And then I tried Blurb. Its “standard” format is 8” x 10”, with the pricing not per exact number of pages but per range of 40-page blocks. It does not allow odd number of pages, so I mocked up a 32-page book. There are three cover options (soft, hard with dust jacket, hard with image wrap). The most expensive of those brings the cost of a sub-40-pages book to $31.95. That’s just two dollars more than a book half its size in pages with standard hardcover at either MyPublisher or Picaboo. And then, the shipping. Blurb ships to over 50 countries and charges only $6.99 for “economy” shipping, no matter the destination. There are express options at higher rates, but they are the same both within the US and beyond. (I also noticed that you can elect to pay in British pounds or euros instead of dollars, but I did not investigate whether it is dollars converted at the exchange rates or separate pricing schemes altogether.) The total for my book came to $38.94, regardless of shipping address.
Advantage Blurb by a mile, with Picaboo bringing the rear far behind MyPublisher.
Cost notwithstanding, I’m going to go with Picaboo for the time being. (My enterprising spouse quickly located a discount coupon online that brought down the cost of my first order by a sizable amount, anyway.)

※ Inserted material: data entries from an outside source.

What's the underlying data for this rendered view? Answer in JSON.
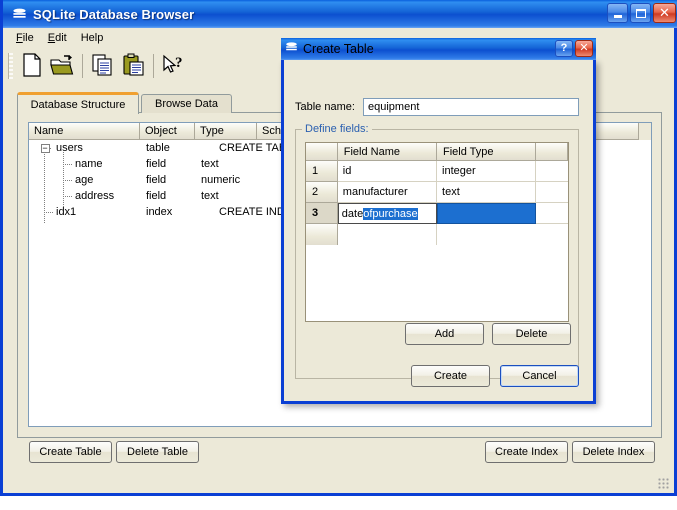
{
  "app": {
    "title": "SQLite Database Browser",
    "icon": "database-icon",
    "window_buttons": [
      {
        "name": "minimize",
        "glyph": "minimize-icon"
      },
      {
        "name": "maximize",
        "glyph": "maximize-icon"
      },
      {
        "name": "close",
        "glyph": "close-icon"
      }
    ]
  },
  "menu": [
    {
      "label": "File",
      "accel": "F"
    },
    {
      "label": "Edit",
      "accel": "E"
    },
    {
      "label": "Help",
      "accel": ""
    }
  ],
  "toolbar": [
    {
      "name": "new-database-icon",
      "tip": "New Database"
    },
    {
      "name": "open-database-icon",
      "tip": "Open Database"
    },
    {
      "name": "copy-icon",
      "tip": "Copy"
    },
    {
      "name": "paste-icon",
      "tip": "Paste"
    },
    {
      "name": "whats-this-icon",
      "tip": "What's This?"
    }
  ],
  "tabs": [
    {
      "label": "Database Structure",
      "active": true
    },
    {
      "label": "Browse Data",
      "active": false
    }
  ],
  "tree": {
    "columns": [
      "Name",
      "Object",
      "Type",
      "Schema"
    ],
    "rows": [
      {
        "name": "users",
        "object": "table",
        "type": "",
        "schema": "CREATE TAB",
        "level": 0,
        "expanded": true
      },
      {
        "name": "name",
        "object": "field",
        "type": "text",
        "schema": "",
        "level": 1
      },
      {
        "name": "age",
        "object": "field",
        "type": "numeric",
        "schema": "",
        "level": 1
      },
      {
        "name": "address",
        "object": "field",
        "type": "text",
        "schema": "",
        "level": 1
      },
      {
        "name": "idx1",
        "object": "index",
        "type": "",
        "schema": "CREATE IND",
        "level": 0
      }
    ]
  },
  "bottom_buttons": {
    "create_table": "Create Table",
    "delete_table": "Delete Table",
    "create_index": "Create Index",
    "delete_index": "Delete Index"
  },
  "dialog": {
    "title": "Create Table",
    "icon": "database-icon",
    "help_button": "?",
    "close_button": "✕",
    "table_name_label": "Table name:",
    "table_name_value": "equipment",
    "group_title": "Define fields:",
    "grid": {
      "columns": [
        "Field Name",
        "Field Type"
      ],
      "rows": [
        {
          "num": "1",
          "field_name": "id",
          "field_type": "integer"
        },
        {
          "num": "2",
          "field_name": "manufacturer",
          "field_type": "text"
        },
        {
          "num": "3",
          "field_name": "date",
          "field_name_selected": "ofpurchase",
          "field_type": "",
          "editing": true,
          "current": true,
          "type_selected": true
        }
      ]
    },
    "add_label": "Add",
    "delete_label": "Delete",
    "create_label": "Create",
    "cancel_label": "Cancel"
  },
  "colors": {
    "titlebar_blue": "#0c4fd0",
    "window_border": "#0a3fd4",
    "face": "#ece9d8",
    "selection_blue": "#1c6fd0",
    "active_tab_accent": "#f0a030",
    "group_label": "#2b60b0"
  }
}
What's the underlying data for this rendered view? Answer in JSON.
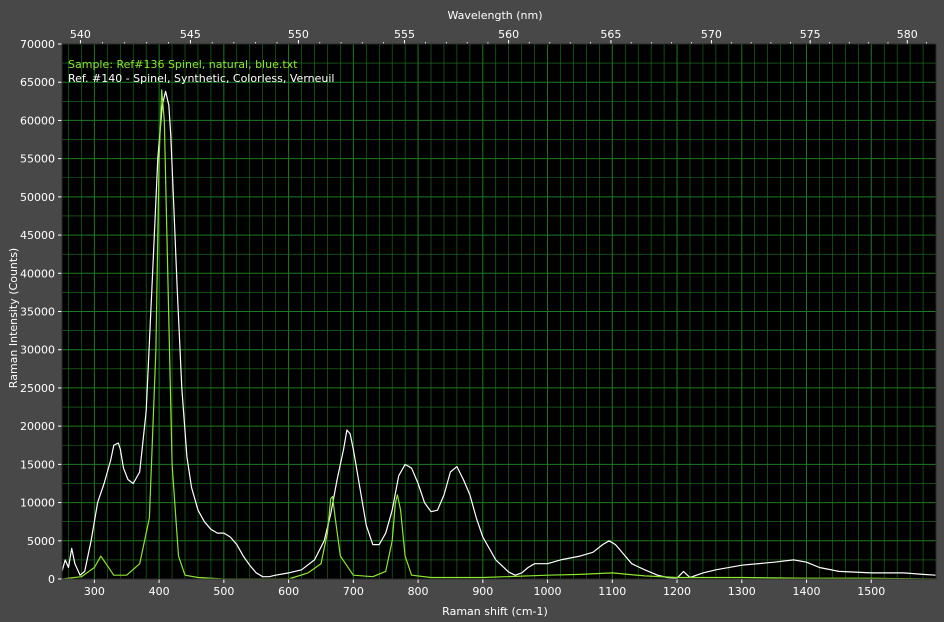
{
  "chart_data": {
    "type": "line",
    "title": "",
    "xlabel": "Raman shift (cm-1)",
    "ylabel": "Raman Intensity (Counts)",
    "x2label": "Wavelength (nm)",
    "xlim": [
      250,
      1600
    ],
    "ylim": [
      0,
      70000
    ],
    "x_ticks": [
      300,
      400,
      500,
      600,
      700,
      800,
      900,
      1000,
      1100,
      1200,
      1300,
      1400,
      1500
    ],
    "y_ticks": [
      0,
      5000,
      10000,
      15000,
      20000,
      25000,
      30000,
      35000,
      40000,
      45000,
      50000,
      55000,
      60000,
      65000,
      70000
    ],
    "x2_ticks": [
      540,
      545,
      550,
      555,
      560,
      565,
      570,
      575,
      580
    ],
    "grid": true,
    "colors": {
      "background": "#000000",
      "frame": "#484848",
      "grid": "#1f7a1f",
      "sample": "#8ce62e",
      "reference": "#ffffff"
    },
    "series": [
      {
        "name": "Sample: Ref#136 Spinel, natural, blue.txt",
        "color": "#8ce62e",
        "x": [
          250,
          280,
          300,
          310,
          318,
          330,
          350,
          370,
          385,
          395,
          400,
          404,
          408,
          412,
          420,
          430,
          440,
          460,
          500,
          550,
          600,
          630,
          650,
          660,
          665,
          668,
          672,
          680,
          700,
          730,
          750,
          760,
          765,
          768,
          773,
          780,
          790,
          820,
          900,
          1000,
          1050,
          1100,
          1150,
          1200,
          1300,
          1400,
          1500,
          1600
        ],
        "y": [
          0,
          300,
          1500,
          3000,
          2000,
          500,
          500,
          2000,
          8000,
          30000,
          55000,
          64000,
          60000,
          45000,
          15000,
          3000,
          500,
          200,
          0,
          0,
          0,
          800,
          2000,
          6000,
          10500,
          10800,
          8000,
          3000,
          500,
          300,
          1000,
          5000,
          10000,
          11000,
          9000,
          3000,
          500,
          200,
          200,
          500,
          600,
          800,
          400,
          200,
          200,
          100,
          100,
          0
        ]
      },
      {
        "name": "Ref. #140 - Spinel, Synthetic, Colorless, Verneuil",
        "color": "#ffffff",
        "x": [
          250,
          255,
          260,
          265,
          270,
          278,
          285,
          295,
          305,
          315,
          325,
          330,
          337,
          340,
          345,
          352,
          360,
          370,
          380,
          390,
          398,
          405,
          410,
          415,
          418,
          422,
          428,
          435,
          443,
          450,
          460,
          470,
          480,
          490,
          500,
          510,
          520,
          530,
          540,
          550,
          560,
          570,
          580,
          600,
          620,
          640,
          655,
          665,
          675,
          685,
          690,
          695,
          700,
          710,
          720,
          730,
          740,
          750,
          760,
          770,
          780,
          790,
          800,
          810,
          820,
          830,
          840,
          850,
          860,
          870,
          880,
          890,
          900,
          920,
          940,
          950,
          960,
          970,
          980,
          1000,
          1020,
          1050,
          1070,
          1085,
          1095,
          1105,
          1115,
          1130,
          1150,
          1170,
          1185,
          1200,
          1210,
          1220,
          1230,
          1240,
          1260,
          1300,
          1350,
          1380,
          1400,
          1420,
          1450,
          1500,
          1550,
          1580,
          1600
        ],
        "y": [
          1000,
          2500,
          1500,
          4000,
          2000,
          500,
          1000,
          5000,
          10000,
          12500,
          15500,
          17500,
          17800,
          17000,
          14500,
          13000,
          12500,
          14000,
          22000,
          40000,
          55000,
          62000,
          63800,
          62000,
          58000,
          50000,
          38000,
          25000,
          16000,
          12000,
          9000,
          7500,
          6500,
          6000,
          6000,
          5500,
          4500,
          3000,
          1800,
          800,
          300,
          300,
          500,
          800,
          1200,
          2500,
          5000,
          8500,
          13000,
          17000,
          19500,
          19000,
          17000,
          12000,
          7000,
          4500,
          4500,
          6000,
          9000,
          13500,
          15000,
          14500,
          12500,
          10000,
          8800,
          9000,
          11000,
          14000,
          14700,
          13000,
          11000,
          8000,
          5500,
          2500,
          900,
          500,
          800,
          1500,
          2000,
          2000,
          2500,
          3000,
          3500,
          4500,
          5000,
          4500,
          3500,
          2000,
          1200,
          500,
          200,
          100,
          1000,
          200,
          500,
          800,
          1200,
          1800,
          2200,
          2500,
          2200,
          1500,
          1000,
          800,
          800,
          600,
          500
        ]
      }
    ]
  }
}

I think we established that Picaboo is the superior product in terms of unlocking your creativity and setting minimal limitations. Spell-check is the only biggie where it comes short, but even that may not be relevant to everyone. Blurb does good things with texts and covers, but does not offer awesome ways to place your pictures in a book. MyPublisher is way behind either of the two as far as the total package goes. The cost factor pushes Blurb quite ahead, but on balance, the creativity criterion makes the fact that Picaboo is twice as expensive for a 40-page book somewhat palatable (unless, of course, you look to create 100-page books). But only within the US, as the disparity in shipping charges for international destinations is staggering. Which means that I’ll order one copy of my Picaboo test book to see how it comes out, but postpone doing any others until such time that I am back on the American soil.
In any such comparison, the quality of the finished product can be an overriding factor. I am not so dedicated to providing an exhaustive analysis as to spend money on the sample results from all services. I have no idea how good or bad a Blurb book can look, but I’ve seen completed MyPublisher books at my friends’, and the quality of photo printing there looks pretty good. I don’t expect Picaboo to be any worse, but I’ll let you know when I receive my book.
[Updated January 3rd, 2009]:
I placed the order on Sunday, was informed by Monday night that the book has shipped, and received it today, on the following Saturday (no doubt slightly delayed because of New Year’s holiday).
The quality is pretty good, although probably stopping short from brilliant. The fun custom background that I selected came out darker in print than it looked on-screen, which gave some of the pages a slightly duller look than expected. It should be an obvious conclusion, but it only became apparent to me when I saw the physical book, that layouts with more than two photographs leave a lot of margin space on the letter-size page and come out comparatively small-sized themselves. The full-page full-bleed pictures, though, are excellent, even though they are clearly dumbed down in the process pixel-wise. And one-photo or two-photos layouts are quite nice. Overall, a positive result; not a home run that makes me completely discard the other alternatives, but a proof that you would not go wrong with Picaboo if you can stomach its extra cost.